TASK REQUIREMENTS:
All of the data, except its images, should be set down exactly as it appears.

EXERCISE INPUT:
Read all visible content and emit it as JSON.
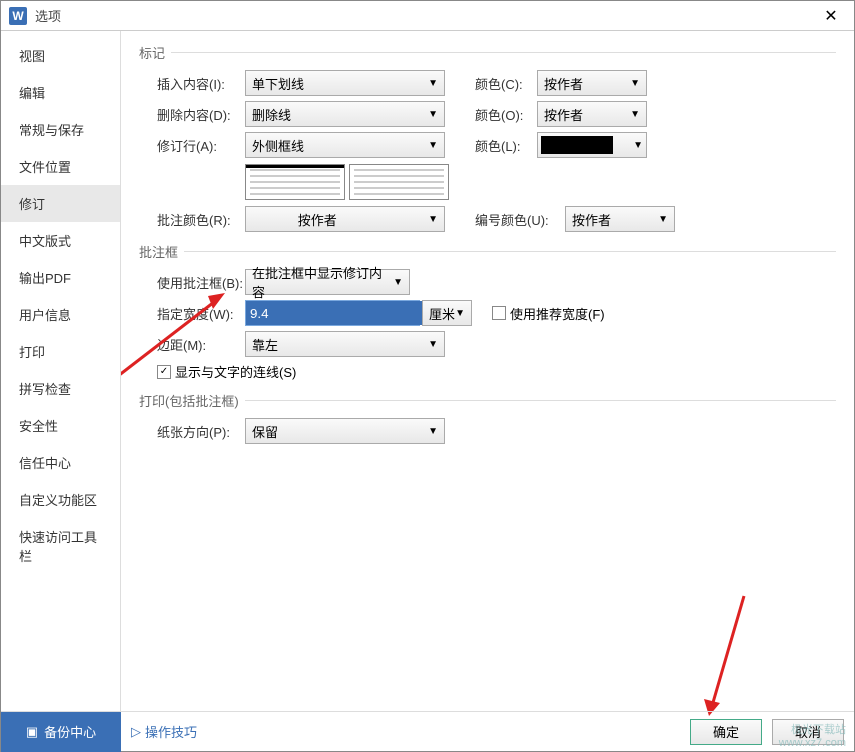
{
  "title": "选项",
  "title_icon": "W",
  "close": "✕",
  "sidebar": {
    "items": [
      {
        "label": "视图"
      },
      {
        "label": "编辑"
      },
      {
        "label": "常规与保存"
      },
      {
        "label": "文件位置"
      },
      {
        "label": "修订"
      },
      {
        "label": "中文版式"
      },
      {
        "label": "输出PDF"
      },
      {
        "label": "用户信息"
      },
      {
        "label": "打印"
      },
      {
        "label": "拼写检查"
      },
      {
        "label": "安全性"
      },
      {
        "label": "信任中心"
      },
      {
        "label": "自定义功能区"
      },
      {
        "label": "快速访问工具栏"
      }
    ],
    "active": 4
  },
  "sections": {
    "mark": {
      "title": "标记",
      "insert_label": "插入内容(I):",
      "insert_value": "单下划线",
      "color_c_label": "颜色(C):",
      "color_c_value": "按作者",
      "delete_label": "删除内容(D):",
      "delete_value": "删除线",
      "color_o_label": "颜色(O):",
      "color_o_value": "按作者",
      "revised_label": "修订行(A):",
      "revised_value": "外侧框线",
      "color_l_label": "颜色(L):",
      "comment_color_label": "批注颜色(R):",
      "comment_color_value": "按作者",
      "num_color_label": "编号颜色(U):",
      "num_color_value": "按作者"
    },
    "balloon": {
      "title": "批注框",
      "use_balloon_label": "使用批注框(B):",
      "use_balloon_value": "在批注框中显示修订内容",
      "width_label": "指定宽度(W):",
      "width_value": "9.4",
      "unit_value": "厘米",
      "use_rec_width_label": "使用推荐宽度(F)",
      "margin_label": "边距(M):",
      "margin_value": "靠左",
      "show_line_label": "显示与文字的连线(S)"
    },
    "print": {
      "title": "打印(包括批注框)",
      "paper_label": "纸张方向(P):",
      "paper_value": "保留"
    }
  },
  "footer": {
    "backup": "备份中心",
    "tips": "操作技巧",
    "ok": "确定",
    "cancel": "取消"
  },
  "watermark": {
    "l1": "极光下载站",
    "l2": "www.xz7.com"
  }
}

TASK SOLUTION:
Read all visible content and emit it as JSON.
{
  "title": "选项",
  "title_icon": "W",
  "close": "✕",
  "sidebar": {
    "items": [
      {
        "label": "视图"
      },
      {
        "label": "编辑"
      },
      {
        "label": "常规与保存"
      },
      {
        "label": "文件位置"
      },
      {
        "label": "修订"
      },
      {
        "label": "中文版式"
      },
      {
        "label": "输出PDF"
      },
      {
        "label": "用户信息"
      },
      {
        "label": "打印"
      },
      {
        "label": "拼写检查"
      },
      {
        "label": "安全性"
      },
      {
        "label": "信任中心"
      },
      {
        "label": "自定义功能区"
      },
      {
        "label": "快速访问工具栏"
      }
    ],
    "active": 4
  },
  "sections": {
    "mark": {
      "title": "标记",
      "insert_label": "插入内容(I):",
      "insert_value": "单下划线",
      "color_c_label": "颜色(C):",
      "color_c_value": "按作者",
      "delete_label": "删除内容(D):",
      "delete_value": "删除线",
      "color_o_label": "颜色(O):",
      "color_o_value": "按作者",
      "revised_label": "修订行(A):",
      "revised_value": "外侧框线",
      "color_l_label": "颜色(L):",
      "comment_color_label": "批注颜色(R):",
      "comment_color_value": "按作者",
      "num_color_label": "编号颜色(U):",
      "num_color_value": "按作者"
    },
    "balloon": {
      "title": "批注框",
      "use_balloon_label": "使用批注框(B):",
      "use_balloon_value": "在批注框中显示修订内容",
      "width_label": "指定宽度(W):",
      "width_value": "9.4",
      "unit_value": "厘米",
      "use_rec_width_label": "使用推荐宽度(F)",
      "margin_label": "边距(M):",
      "margin_value": "靠左",
      "show_line_label": "显示与文字的连线(S)"
    },
    "print": {
      "title": "打印(包括批注框)",
      "paper_label": "纸张方向(P):",
      "paper_value": "保留"
    }
  },
  "footer": {
    "backup": "备份中心",
    "tips": "操作技巧",
    "ok": "确定",
    "cancel": "取消"
  },
  "watermark": {
    "l1": "极光下载站",
    "l2": "www.xz7.com"
  }
}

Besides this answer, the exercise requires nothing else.